### WORK INSTRUCTIONS
Scan the records below for the word "price". Copy each line where it appears.

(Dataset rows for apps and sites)
- Opening Delimiter -
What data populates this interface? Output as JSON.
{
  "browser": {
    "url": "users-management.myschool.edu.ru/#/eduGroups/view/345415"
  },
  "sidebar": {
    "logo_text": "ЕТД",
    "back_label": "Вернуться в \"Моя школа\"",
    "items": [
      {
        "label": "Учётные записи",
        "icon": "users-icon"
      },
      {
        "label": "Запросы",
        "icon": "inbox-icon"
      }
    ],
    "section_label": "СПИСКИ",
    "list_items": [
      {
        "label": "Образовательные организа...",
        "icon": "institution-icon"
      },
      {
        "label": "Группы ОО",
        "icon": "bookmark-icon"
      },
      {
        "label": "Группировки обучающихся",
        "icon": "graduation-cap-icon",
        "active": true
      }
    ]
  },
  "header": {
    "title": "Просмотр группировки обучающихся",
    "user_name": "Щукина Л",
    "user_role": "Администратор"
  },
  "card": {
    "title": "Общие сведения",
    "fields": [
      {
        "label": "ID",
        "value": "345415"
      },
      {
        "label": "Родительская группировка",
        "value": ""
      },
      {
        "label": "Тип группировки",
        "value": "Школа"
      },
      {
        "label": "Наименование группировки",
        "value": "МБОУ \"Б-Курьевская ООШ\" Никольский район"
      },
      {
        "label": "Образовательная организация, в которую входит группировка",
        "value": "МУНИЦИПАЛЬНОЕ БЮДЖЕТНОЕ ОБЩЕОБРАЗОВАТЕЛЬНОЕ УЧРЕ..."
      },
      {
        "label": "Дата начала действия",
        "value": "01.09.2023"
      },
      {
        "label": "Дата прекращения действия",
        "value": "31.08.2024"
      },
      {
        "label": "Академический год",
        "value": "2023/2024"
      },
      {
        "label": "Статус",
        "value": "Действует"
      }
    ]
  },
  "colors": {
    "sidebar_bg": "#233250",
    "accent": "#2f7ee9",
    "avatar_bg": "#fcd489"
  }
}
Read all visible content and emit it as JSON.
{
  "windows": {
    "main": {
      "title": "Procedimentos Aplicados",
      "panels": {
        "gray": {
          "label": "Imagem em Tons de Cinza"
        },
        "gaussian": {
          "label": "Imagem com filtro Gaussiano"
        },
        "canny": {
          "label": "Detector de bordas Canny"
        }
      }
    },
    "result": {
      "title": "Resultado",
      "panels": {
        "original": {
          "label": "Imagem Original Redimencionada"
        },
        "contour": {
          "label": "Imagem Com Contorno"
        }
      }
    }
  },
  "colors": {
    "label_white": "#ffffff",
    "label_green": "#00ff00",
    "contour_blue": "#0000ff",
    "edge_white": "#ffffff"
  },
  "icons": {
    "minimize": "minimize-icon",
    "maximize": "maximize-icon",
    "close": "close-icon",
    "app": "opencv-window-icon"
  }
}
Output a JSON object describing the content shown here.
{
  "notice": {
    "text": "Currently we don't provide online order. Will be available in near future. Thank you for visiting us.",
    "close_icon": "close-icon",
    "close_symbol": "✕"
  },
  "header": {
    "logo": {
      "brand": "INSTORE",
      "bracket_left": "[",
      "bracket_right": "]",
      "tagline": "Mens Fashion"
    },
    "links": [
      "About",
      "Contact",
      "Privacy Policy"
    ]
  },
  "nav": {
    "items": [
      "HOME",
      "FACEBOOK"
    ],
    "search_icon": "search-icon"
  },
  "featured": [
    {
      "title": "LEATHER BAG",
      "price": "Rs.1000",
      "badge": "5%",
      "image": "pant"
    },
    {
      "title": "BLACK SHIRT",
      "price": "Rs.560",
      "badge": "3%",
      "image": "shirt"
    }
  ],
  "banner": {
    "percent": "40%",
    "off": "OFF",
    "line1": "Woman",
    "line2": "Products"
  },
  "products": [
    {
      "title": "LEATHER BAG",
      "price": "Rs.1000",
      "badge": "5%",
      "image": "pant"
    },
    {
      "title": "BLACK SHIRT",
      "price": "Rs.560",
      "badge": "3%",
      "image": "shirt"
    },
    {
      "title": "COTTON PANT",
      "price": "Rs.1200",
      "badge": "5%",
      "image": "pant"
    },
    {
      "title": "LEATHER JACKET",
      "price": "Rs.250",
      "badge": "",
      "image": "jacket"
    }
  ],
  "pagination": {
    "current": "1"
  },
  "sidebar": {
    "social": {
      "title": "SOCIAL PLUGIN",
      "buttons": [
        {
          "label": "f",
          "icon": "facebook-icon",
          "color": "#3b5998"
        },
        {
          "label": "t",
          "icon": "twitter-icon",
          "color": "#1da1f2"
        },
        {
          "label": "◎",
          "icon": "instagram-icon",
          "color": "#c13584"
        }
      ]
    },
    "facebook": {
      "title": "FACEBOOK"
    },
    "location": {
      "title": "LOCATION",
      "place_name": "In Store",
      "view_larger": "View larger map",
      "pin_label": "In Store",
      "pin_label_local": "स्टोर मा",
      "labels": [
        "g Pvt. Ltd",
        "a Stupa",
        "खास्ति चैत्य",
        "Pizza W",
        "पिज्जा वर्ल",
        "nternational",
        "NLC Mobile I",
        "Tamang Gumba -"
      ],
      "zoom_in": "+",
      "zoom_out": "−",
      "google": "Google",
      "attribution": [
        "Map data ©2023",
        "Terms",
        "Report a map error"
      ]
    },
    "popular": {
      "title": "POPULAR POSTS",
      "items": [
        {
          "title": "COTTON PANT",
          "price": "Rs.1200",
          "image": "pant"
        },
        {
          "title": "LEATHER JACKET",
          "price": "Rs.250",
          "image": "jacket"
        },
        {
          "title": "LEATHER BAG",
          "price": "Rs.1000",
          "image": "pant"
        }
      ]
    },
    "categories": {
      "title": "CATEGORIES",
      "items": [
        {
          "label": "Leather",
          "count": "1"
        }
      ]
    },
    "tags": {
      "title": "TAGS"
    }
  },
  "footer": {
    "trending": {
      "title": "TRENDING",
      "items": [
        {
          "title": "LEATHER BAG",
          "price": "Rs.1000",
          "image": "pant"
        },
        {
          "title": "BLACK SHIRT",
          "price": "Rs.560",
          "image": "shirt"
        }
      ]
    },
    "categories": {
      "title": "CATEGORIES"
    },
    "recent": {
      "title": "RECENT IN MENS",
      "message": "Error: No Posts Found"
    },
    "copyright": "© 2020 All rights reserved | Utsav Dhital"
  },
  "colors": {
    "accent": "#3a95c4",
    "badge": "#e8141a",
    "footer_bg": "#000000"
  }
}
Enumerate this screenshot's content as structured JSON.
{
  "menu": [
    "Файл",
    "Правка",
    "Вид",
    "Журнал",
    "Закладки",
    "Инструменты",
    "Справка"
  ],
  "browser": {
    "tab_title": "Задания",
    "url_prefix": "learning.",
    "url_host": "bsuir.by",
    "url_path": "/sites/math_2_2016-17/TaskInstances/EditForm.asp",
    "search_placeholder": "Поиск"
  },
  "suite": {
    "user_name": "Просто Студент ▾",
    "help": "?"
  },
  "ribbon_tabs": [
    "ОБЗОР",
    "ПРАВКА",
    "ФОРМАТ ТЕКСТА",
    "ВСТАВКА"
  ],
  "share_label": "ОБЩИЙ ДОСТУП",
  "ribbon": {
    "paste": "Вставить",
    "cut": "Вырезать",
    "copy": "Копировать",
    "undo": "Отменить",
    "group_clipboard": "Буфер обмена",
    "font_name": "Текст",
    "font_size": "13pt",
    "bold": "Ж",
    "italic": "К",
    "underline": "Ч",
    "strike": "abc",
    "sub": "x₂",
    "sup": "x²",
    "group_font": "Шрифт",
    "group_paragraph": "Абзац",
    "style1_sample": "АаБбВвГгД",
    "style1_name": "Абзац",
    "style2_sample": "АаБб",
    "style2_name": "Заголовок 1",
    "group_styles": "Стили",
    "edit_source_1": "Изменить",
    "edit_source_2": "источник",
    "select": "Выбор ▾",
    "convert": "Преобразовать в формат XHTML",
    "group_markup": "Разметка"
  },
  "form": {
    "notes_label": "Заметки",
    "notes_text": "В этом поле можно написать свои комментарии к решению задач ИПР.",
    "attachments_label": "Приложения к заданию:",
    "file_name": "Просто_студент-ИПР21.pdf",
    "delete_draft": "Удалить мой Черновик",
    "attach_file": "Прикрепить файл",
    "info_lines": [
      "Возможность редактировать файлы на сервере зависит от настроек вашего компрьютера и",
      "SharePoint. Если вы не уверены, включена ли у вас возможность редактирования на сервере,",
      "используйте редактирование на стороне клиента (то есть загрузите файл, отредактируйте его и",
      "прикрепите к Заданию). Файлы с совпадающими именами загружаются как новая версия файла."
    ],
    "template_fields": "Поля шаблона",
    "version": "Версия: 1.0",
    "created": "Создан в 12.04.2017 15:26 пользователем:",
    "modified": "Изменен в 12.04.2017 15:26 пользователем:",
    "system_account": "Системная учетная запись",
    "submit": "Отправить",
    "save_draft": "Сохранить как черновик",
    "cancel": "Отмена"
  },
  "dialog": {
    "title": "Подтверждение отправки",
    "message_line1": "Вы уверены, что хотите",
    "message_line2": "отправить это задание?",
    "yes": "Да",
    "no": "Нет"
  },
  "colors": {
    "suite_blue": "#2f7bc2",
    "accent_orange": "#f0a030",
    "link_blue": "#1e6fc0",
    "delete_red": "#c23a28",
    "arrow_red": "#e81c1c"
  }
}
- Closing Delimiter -
### SOLUTION FOR THIS TASK
      "price": "Rs.1000",
      "price": "Rs.560",
      "price": "Rs.1000",
      "price": "Rs.560",
      "price": "Rs.1200",
      "price": "Rs.250",
          "price": "Rs.1200",
          "price": "Rs.250",
          "price": "Rs.1000",
          "price": "Rs.1000",
          "price": "Rs.560",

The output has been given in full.